He exploited local artistic tropes as well as socio-political themes to bring some sharp messages to local pedestrians on the sidewalks and streets of Japan.
In Chiba City, the Barcelona-based artist created Gulliver near an unassuming railway crossing using bonsai and the motif of a boy gardener.
Pejac says: “Using an icon of Japanese culture that I have always felt interest in, as the bonsai, I have wanted to make a surrealistic work that plays with scale of different elements.”
Shark-fin soup was created in Shibuya.

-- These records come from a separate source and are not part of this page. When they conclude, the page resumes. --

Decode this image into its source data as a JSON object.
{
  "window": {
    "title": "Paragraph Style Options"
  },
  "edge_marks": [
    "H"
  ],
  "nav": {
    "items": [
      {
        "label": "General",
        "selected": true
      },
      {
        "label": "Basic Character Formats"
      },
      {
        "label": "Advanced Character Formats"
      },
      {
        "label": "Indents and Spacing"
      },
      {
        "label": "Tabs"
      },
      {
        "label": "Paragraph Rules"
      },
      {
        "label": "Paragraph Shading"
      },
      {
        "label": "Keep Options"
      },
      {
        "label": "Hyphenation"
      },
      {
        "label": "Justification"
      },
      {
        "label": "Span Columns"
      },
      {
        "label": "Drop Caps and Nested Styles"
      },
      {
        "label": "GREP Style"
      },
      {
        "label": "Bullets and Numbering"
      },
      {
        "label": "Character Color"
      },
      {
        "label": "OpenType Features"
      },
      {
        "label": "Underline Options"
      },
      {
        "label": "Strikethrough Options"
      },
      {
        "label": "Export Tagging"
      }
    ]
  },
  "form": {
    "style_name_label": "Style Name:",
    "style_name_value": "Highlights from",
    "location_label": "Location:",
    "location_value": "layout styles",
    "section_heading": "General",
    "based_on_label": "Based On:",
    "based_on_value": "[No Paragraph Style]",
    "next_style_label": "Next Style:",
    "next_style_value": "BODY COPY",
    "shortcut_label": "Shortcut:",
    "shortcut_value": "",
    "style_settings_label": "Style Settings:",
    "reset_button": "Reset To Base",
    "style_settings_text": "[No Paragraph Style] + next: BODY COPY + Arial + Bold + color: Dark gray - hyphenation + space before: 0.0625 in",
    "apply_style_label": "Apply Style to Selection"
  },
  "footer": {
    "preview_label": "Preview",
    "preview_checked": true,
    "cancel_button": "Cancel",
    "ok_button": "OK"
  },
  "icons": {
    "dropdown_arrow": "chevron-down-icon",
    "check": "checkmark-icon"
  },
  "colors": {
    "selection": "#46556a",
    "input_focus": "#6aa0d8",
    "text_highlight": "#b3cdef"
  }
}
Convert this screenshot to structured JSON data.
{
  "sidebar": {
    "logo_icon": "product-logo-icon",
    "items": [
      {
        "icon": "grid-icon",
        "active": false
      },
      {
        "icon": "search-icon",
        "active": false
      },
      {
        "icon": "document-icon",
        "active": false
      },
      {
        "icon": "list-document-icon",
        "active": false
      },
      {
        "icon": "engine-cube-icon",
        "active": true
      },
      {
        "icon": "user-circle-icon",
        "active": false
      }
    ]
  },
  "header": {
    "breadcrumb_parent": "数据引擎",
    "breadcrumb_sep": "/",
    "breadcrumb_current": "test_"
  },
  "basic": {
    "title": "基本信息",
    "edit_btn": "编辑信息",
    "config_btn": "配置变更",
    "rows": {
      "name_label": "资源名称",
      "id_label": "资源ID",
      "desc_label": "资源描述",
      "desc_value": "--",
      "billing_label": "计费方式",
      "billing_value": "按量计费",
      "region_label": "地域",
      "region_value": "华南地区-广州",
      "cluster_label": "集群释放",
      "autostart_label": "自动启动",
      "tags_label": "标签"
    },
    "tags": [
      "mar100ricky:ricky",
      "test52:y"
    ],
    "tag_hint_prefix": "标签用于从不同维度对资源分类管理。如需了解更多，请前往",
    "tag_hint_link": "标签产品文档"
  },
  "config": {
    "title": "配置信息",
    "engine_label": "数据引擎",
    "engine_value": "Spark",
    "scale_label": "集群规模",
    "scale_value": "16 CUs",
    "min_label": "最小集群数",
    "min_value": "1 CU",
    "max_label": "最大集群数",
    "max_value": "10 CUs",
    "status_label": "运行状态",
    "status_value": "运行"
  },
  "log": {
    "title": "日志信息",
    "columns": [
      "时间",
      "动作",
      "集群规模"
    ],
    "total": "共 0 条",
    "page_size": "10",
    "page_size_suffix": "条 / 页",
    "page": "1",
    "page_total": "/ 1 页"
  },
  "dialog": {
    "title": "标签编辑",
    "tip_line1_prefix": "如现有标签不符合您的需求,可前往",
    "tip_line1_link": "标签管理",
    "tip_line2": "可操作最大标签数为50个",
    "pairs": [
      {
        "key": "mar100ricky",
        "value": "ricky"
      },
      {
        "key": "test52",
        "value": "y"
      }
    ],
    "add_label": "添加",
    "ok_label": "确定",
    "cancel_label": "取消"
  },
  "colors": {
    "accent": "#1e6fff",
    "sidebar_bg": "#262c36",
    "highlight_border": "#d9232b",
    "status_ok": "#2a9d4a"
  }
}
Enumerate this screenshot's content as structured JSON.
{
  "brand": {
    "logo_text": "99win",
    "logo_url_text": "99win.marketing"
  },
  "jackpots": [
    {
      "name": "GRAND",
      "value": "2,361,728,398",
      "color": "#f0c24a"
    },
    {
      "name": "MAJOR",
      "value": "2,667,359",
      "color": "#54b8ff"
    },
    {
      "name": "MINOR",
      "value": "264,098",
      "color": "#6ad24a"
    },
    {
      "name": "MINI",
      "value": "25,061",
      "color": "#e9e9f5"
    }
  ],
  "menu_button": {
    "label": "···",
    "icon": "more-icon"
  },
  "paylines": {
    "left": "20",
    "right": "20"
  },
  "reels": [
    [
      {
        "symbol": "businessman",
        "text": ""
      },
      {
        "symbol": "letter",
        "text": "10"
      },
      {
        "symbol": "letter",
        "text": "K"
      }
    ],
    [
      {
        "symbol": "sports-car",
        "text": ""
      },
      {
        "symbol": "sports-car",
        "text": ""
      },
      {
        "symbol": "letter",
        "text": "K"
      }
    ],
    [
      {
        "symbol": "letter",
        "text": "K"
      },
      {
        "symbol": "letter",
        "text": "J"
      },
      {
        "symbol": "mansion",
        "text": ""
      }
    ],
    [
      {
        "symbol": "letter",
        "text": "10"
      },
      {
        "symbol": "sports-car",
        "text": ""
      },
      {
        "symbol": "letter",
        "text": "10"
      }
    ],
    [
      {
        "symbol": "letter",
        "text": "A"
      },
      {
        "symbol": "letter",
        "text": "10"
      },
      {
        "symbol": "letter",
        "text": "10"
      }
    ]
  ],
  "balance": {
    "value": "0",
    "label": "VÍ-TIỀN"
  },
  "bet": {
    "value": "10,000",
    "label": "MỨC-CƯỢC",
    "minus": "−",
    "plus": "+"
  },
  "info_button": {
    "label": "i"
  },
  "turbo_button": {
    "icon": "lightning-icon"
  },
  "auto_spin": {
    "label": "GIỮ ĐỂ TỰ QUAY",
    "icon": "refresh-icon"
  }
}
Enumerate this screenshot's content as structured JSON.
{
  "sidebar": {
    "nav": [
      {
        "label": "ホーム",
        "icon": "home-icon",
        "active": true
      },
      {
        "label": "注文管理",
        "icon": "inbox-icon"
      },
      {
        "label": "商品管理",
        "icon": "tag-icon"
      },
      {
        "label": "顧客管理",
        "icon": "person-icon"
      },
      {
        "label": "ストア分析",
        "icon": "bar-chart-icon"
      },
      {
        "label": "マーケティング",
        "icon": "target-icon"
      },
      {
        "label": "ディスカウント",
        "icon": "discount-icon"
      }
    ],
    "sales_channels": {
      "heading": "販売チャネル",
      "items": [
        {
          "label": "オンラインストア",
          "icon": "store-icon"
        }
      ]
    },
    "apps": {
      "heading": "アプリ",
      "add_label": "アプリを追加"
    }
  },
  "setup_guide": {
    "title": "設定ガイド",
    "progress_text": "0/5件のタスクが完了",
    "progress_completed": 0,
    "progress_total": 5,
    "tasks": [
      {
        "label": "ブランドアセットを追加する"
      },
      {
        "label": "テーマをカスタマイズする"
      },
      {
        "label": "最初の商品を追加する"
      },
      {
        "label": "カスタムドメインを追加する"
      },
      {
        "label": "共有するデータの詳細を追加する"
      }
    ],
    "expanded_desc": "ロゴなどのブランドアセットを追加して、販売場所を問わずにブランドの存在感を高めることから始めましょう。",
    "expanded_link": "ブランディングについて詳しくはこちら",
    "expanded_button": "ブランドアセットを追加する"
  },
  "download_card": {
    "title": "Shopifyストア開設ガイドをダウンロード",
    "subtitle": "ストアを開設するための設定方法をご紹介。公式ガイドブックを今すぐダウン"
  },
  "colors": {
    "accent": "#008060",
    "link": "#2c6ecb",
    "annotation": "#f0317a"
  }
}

“This is a work that make use of the classic anime aesthetics to camouflage criticism of reality much less kind: the genocide of a species (sharks) for which Japanese consumers are not solely but mainly responsibly for. A sea beast that emerges in the city revealing a human bite on its fin.”
The more overtly Japanese Seppuku also appeared in Shibuya, though this time in a side alley.
“I originally conceived this as an ‘indoor’ painting some time ago. I couldn’t help but make this sort of tribute as a manner of saying thank-you to Japanese culture for the inspiration that drove me to create it in the first place.”
For Everyone is an Artist Pejac went to Kawasaki, just west of Tokyo.
“Making use of the Joseph Beuys affirmation, I made this tribute to all working women of the world.”
A charwoman silhouette seems to stand in for every suffering housewife in Japan as she pours away her dirty water — which is transformed into Hokusai’s Great Wave off Kanagawa, probably the most famous ukiyoe print of all time.